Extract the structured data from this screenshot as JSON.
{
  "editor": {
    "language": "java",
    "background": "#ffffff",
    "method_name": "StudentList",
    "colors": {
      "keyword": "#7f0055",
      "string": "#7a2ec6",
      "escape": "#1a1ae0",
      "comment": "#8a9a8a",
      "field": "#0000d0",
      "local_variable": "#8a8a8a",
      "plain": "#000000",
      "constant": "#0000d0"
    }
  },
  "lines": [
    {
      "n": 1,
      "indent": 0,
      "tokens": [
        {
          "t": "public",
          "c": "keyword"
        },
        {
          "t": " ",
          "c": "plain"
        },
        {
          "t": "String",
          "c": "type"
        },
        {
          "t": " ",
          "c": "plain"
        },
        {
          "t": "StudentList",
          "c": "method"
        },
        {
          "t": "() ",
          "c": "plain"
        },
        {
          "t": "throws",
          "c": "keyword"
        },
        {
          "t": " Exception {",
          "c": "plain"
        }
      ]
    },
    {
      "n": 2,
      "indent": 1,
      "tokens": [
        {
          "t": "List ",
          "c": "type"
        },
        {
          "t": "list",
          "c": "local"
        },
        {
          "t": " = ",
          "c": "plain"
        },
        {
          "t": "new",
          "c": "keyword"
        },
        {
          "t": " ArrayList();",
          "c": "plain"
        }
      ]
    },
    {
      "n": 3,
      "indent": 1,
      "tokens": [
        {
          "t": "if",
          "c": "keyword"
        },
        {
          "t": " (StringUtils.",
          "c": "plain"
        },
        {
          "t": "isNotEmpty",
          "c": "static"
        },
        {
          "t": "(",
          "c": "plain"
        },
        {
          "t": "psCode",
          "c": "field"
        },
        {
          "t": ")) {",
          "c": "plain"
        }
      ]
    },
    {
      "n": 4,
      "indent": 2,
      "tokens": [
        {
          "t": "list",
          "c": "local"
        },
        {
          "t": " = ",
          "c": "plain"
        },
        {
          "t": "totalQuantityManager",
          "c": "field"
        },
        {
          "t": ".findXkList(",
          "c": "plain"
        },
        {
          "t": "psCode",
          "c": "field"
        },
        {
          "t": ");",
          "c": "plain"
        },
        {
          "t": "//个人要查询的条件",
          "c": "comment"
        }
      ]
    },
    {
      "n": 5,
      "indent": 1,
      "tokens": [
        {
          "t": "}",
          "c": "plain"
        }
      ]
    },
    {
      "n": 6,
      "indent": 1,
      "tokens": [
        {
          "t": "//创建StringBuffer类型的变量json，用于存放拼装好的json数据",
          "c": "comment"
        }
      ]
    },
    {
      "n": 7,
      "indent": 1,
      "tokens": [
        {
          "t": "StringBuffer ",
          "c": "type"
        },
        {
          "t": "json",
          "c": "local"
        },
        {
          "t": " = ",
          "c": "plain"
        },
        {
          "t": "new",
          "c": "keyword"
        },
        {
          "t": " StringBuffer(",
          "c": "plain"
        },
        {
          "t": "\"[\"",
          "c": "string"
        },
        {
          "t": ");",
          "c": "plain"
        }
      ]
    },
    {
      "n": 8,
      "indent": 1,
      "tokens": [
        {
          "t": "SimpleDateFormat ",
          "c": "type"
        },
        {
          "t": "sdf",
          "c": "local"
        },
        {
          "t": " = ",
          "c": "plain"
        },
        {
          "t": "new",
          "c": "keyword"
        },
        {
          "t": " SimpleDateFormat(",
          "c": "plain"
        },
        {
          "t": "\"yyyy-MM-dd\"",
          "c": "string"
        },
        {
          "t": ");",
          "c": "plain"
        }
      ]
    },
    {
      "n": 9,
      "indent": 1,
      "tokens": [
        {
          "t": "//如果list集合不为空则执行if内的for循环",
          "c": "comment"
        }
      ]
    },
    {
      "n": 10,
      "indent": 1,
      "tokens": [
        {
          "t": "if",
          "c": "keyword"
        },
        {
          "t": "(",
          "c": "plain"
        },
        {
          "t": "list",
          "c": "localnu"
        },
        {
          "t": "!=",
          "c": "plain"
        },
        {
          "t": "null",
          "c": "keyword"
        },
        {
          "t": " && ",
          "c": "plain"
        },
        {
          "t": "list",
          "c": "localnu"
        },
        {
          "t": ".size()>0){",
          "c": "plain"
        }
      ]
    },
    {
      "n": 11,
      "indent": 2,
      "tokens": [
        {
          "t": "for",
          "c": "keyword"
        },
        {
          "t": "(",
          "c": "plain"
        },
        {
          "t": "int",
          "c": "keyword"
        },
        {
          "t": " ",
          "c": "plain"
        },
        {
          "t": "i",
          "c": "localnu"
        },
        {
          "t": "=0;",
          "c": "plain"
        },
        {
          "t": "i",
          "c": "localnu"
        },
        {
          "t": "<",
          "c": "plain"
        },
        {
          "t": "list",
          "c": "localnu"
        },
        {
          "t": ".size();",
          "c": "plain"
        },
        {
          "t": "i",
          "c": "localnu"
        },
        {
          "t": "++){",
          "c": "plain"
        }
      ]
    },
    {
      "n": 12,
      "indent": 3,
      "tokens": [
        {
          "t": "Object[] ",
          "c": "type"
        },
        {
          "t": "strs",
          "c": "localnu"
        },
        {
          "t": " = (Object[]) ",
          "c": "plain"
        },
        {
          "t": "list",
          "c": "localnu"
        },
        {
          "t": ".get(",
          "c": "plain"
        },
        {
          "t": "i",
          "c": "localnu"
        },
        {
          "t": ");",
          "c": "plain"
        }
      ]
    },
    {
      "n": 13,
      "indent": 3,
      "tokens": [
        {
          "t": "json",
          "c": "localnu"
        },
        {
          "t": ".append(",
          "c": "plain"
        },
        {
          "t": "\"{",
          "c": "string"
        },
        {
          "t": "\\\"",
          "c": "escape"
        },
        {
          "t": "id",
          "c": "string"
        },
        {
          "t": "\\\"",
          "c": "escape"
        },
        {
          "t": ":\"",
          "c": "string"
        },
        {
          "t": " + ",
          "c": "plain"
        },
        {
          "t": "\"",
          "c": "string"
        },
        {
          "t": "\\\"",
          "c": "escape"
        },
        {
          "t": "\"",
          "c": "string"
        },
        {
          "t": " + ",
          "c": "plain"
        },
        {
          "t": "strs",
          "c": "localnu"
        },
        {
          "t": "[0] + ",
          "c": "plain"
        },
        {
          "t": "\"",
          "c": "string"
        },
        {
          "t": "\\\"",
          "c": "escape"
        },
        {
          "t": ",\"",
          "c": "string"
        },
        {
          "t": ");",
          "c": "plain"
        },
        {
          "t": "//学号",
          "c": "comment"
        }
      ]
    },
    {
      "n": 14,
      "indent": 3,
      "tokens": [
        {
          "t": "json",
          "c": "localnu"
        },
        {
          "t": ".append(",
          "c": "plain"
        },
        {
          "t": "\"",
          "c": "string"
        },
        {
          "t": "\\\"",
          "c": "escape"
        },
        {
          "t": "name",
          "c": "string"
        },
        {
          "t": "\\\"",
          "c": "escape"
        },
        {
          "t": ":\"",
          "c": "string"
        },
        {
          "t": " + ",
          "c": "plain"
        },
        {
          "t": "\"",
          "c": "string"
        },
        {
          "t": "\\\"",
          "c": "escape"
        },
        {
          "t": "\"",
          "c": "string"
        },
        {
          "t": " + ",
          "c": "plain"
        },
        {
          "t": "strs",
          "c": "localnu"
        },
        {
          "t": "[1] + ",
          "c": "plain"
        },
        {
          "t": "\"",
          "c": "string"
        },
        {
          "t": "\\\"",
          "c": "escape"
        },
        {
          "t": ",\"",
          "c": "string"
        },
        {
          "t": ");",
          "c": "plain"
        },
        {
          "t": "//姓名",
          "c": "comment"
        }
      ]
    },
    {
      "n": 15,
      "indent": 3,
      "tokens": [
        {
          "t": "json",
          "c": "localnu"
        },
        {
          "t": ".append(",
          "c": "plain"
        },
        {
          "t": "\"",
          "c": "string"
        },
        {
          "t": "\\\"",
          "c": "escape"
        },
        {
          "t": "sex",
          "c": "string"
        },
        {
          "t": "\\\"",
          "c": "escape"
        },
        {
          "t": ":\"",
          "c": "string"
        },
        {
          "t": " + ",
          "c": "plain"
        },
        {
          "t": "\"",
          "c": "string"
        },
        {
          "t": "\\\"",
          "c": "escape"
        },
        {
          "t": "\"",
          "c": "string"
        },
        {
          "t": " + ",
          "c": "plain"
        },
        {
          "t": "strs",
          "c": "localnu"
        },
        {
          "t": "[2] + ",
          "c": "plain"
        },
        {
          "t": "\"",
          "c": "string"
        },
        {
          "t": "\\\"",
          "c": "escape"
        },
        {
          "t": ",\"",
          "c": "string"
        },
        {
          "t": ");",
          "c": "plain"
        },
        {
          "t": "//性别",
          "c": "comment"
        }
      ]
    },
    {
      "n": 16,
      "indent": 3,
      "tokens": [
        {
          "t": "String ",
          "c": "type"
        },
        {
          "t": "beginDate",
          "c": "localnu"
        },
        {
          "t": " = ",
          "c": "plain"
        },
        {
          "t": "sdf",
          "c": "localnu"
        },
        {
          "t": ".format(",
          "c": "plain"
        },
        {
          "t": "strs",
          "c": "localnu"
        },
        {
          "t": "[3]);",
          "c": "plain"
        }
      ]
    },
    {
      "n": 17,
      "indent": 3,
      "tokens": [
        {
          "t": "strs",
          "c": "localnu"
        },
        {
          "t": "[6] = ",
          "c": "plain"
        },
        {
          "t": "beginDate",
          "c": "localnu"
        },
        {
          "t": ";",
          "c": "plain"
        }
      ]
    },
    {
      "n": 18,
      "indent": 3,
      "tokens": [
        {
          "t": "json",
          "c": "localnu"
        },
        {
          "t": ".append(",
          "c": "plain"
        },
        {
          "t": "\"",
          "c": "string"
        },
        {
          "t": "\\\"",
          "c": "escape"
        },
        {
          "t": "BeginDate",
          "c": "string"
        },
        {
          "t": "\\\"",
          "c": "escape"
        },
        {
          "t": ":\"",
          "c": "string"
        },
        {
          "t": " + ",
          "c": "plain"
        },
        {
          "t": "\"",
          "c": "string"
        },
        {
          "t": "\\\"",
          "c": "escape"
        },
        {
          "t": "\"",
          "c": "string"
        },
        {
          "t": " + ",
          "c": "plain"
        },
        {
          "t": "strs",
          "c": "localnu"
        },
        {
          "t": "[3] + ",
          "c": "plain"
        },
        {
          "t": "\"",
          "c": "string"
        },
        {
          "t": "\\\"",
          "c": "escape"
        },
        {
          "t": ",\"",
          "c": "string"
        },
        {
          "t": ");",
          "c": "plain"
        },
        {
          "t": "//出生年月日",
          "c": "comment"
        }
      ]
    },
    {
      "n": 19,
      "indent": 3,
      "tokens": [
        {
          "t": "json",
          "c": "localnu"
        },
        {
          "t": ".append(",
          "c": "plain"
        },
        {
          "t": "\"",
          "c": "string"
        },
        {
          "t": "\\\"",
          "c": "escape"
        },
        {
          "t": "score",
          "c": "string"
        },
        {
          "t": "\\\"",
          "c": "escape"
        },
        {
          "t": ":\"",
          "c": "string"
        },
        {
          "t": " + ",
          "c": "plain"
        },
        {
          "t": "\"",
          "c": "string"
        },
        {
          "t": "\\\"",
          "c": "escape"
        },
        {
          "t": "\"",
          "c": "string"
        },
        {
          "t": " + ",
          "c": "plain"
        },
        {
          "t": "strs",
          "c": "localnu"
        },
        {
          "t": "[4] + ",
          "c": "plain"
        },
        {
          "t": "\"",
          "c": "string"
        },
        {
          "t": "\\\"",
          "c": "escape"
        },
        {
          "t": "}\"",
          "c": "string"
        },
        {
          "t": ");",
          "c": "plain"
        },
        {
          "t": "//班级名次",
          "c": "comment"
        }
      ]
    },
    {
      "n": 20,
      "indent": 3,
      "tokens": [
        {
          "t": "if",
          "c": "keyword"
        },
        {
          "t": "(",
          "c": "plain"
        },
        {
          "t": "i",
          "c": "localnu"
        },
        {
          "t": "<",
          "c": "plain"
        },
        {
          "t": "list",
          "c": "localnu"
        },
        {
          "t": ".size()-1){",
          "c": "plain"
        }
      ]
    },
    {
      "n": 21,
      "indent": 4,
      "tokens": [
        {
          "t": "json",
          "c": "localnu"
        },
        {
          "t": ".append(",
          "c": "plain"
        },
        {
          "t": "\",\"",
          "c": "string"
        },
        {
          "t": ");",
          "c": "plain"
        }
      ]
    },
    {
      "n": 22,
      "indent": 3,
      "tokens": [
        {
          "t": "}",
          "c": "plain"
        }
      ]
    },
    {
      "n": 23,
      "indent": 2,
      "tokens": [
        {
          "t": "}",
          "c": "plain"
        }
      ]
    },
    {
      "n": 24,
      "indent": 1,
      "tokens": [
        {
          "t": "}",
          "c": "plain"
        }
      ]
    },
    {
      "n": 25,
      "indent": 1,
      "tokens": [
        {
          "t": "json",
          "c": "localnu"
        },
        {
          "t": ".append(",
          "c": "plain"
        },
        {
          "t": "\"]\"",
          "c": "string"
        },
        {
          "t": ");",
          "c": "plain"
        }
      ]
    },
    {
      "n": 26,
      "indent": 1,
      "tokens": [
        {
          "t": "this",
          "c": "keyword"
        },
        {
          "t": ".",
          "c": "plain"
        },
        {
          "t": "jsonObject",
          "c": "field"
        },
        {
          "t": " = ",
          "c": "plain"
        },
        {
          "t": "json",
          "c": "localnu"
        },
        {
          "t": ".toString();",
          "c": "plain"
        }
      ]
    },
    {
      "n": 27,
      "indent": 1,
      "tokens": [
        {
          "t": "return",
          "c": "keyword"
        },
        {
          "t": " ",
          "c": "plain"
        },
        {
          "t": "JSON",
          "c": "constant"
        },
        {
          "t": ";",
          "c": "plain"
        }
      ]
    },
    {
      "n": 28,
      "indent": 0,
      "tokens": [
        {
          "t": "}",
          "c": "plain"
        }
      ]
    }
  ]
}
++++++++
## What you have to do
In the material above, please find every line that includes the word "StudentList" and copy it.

## Output of the exercise
    "method_name": "StudentList",
          "t": "StudentList",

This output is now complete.